## [Work task]
Your response should be every line of the data, written out exactly.

## [Extracted entries]

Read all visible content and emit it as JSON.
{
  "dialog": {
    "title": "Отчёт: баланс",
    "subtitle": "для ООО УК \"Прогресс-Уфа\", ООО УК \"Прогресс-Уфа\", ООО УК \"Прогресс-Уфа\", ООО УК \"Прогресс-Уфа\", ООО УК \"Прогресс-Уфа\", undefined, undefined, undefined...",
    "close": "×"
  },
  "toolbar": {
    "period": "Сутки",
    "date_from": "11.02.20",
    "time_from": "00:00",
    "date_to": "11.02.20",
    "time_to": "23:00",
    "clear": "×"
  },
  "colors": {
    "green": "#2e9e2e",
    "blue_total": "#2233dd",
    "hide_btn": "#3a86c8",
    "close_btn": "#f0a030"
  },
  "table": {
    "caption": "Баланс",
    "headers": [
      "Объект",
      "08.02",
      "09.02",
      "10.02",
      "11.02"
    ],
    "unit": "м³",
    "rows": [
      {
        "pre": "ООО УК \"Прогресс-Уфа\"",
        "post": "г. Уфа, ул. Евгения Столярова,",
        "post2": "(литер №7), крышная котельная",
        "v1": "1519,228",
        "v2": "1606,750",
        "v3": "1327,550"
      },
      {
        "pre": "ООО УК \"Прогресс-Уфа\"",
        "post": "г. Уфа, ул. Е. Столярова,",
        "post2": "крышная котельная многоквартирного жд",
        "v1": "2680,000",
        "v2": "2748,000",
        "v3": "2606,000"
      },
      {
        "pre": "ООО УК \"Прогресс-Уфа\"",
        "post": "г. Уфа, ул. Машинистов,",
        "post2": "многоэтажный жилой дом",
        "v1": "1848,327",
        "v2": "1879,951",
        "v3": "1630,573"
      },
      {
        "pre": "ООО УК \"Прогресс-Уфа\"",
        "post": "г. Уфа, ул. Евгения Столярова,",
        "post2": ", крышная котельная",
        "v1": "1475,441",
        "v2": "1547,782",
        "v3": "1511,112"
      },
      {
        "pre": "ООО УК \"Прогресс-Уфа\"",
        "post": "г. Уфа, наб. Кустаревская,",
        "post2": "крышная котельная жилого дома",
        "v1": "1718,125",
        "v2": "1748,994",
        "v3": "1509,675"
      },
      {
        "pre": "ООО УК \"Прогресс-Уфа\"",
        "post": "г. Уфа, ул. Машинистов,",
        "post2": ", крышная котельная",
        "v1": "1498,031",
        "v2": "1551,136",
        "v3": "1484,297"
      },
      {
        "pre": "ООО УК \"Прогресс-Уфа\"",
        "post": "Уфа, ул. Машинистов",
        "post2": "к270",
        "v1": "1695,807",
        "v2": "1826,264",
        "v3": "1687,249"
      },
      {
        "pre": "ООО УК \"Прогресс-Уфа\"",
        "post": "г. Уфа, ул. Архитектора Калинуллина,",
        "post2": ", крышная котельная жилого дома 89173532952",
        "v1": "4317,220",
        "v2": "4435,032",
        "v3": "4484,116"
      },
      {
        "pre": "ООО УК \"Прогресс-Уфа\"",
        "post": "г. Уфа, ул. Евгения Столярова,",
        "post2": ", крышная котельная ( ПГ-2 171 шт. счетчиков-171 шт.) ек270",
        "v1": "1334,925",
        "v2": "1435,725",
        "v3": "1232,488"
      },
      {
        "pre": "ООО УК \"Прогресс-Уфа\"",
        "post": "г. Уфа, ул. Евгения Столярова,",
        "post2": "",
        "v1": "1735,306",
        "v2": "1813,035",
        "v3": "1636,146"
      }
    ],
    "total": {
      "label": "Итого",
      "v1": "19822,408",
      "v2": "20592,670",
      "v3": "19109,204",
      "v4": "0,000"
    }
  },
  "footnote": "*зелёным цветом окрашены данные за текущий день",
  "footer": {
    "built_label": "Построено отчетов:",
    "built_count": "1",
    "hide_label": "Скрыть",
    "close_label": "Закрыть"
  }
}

## [Result of this exercise]
Read all visible content and emit it as JSON.
{
  "dialog": {
    "title": "Отчёт: баланс",
    "subtitle": "для ООО УК \"Прогресс-Уфа\", ООО УК \"Прогресс-Уфа\", ООО УК \"Прогресс-Уфа\", ООО УК \"Прогресс-Уфа\", ООО УК \"Прогресс-Уфа\", undefined, undefined, undefined...",
    "close": "×"
  },
  "toolbar": {
    "period": "Сутки",
    "date_from": "11.02.20",
    "time_from": "00:00",
    "date_to": "11.02.20",
    "time_to": "23:00",
    "clear": "×"
  },
  "colors": {
    "green": "#2e9e2e",
    "blue_total": "#2233dd",
    "hide_btn": "#3a86c8",
    "close_btn": "#f0a030"
  },
  "table": {
    "caption": "Баланс",
    "headers": [
      "Объект",
      "08.02",
      "09.02",
      "10.02",
      "11.02"
    ],
    "unit": "м³",
    "rows": [
      {
        "pre": "ООО УК \"Прогресс-Уфа\"",
        "post": "г. Уфа, ул. Евгения Столярова,",
        "post2": "(литер №7), крышная котельная",
        "v1": "1519,228",
        "v2": "1606,750",
        "v3": "1327,550"
      },
      {
        "pre": "ООО УК \"Прогресс-Уфа\"",
        "post": "г. Уфа, ул. Е. Столярова,",
        "post2": "крышная котельная многоквартирного жд",
        "v1": "2680,000",
        "v2": "2748,000",
        "v3": "2606,000"
      },
      {
        "pre": "ООО УК \"Прогресс-Уфа\"",
        "post": "г. Уфа, ул. Машинистов,",
        "post2": "многоэтажный жилой дом",
        "v1": "1848,327",
        "v2": "1879,951",
        "v3": "1630,573"
      },
      {
        "pre": "ООО УК \"Прогресс-Уфа\"",
        "post": "г. Уфа, ул. Евгения Столярова,",
        "post2": ", крышная котельная",
        "v1": "1475,441",
        "v2": "1547,782",
        "v3": "1511,112"
      },
      {
        "pre": "ООО УК \"Прогресс-Уфа\"",
        "post": "г. Уфа, наб. Кустаревская,",
        "post2": "крышная котельная жилого дома",
        "v1": "1718,125",
        "v2": "1748,994",
        "v3": "1509,675"
      },
      {
        "pre": "ООО УК \"Прогресс-Уфа\"",
        "post": "г. Уфа, ул. Машинистов,",
        "post2": ", крышная котельная",
        "v1": "1498,031",
        "v2": "1551,136",
        "v3": "1484,297"
      },
      {
        "pre": "ООО УК \"Прогресс-Уфа\"",
        "post": "Уфа, ул. Машинистов",
        "post2": "к270",
        "v1": "1695,807",
        "v2": "1826,264",
        "v3": "1687,249"
      },
      {
        "pre": "ООО УК \"Прогресс-Уфа\"",
        "post": "г. Уфа, ул. Архитектора Калинуллина,",
        "post2": ", крышная котельная жилого дома 89173532952",
        "v1": "4317,220",
        "v2": "4435,032",
        "v3": "4484,116"
      },
      {
        "pre": "ООО УК \"Прогресс-Уфа\"",
        "post": "г. Уфа, ул. Евгения Столярова,",
        "post2": ", крышная котельная ( ПГ-2 171 шт. счетчиков-171 шт.) ек270",
        "v1": "1334,925",
        "v2": "1435,725",
        "v3": "1232,488"
      },
      {
        "pre": "ООО УК \"Прогресс-Уфа\"",
        "post": "г. Уфа, ул. Евгения Столярова,",
        "post2": "",
        "v1": "1735,306",
        "v2": "1813,035",
        "v3": "1636,146"
      }
    ],
    "total": {
      "label": "Итого",
      "v1": "19822,408",
      "v2": "20592,670",
      "v3": "19109,204",
      "v4": "0,000"
    }
  },
  "footnote": "*зелёным цветом окрашены данные за текущий день",
  "footer": {
    "built_label": "Построено отчетов:",
    "built_count": "1",
    "hide_label": "Скрыть",
    "close_label": "Закрыть"
  }
}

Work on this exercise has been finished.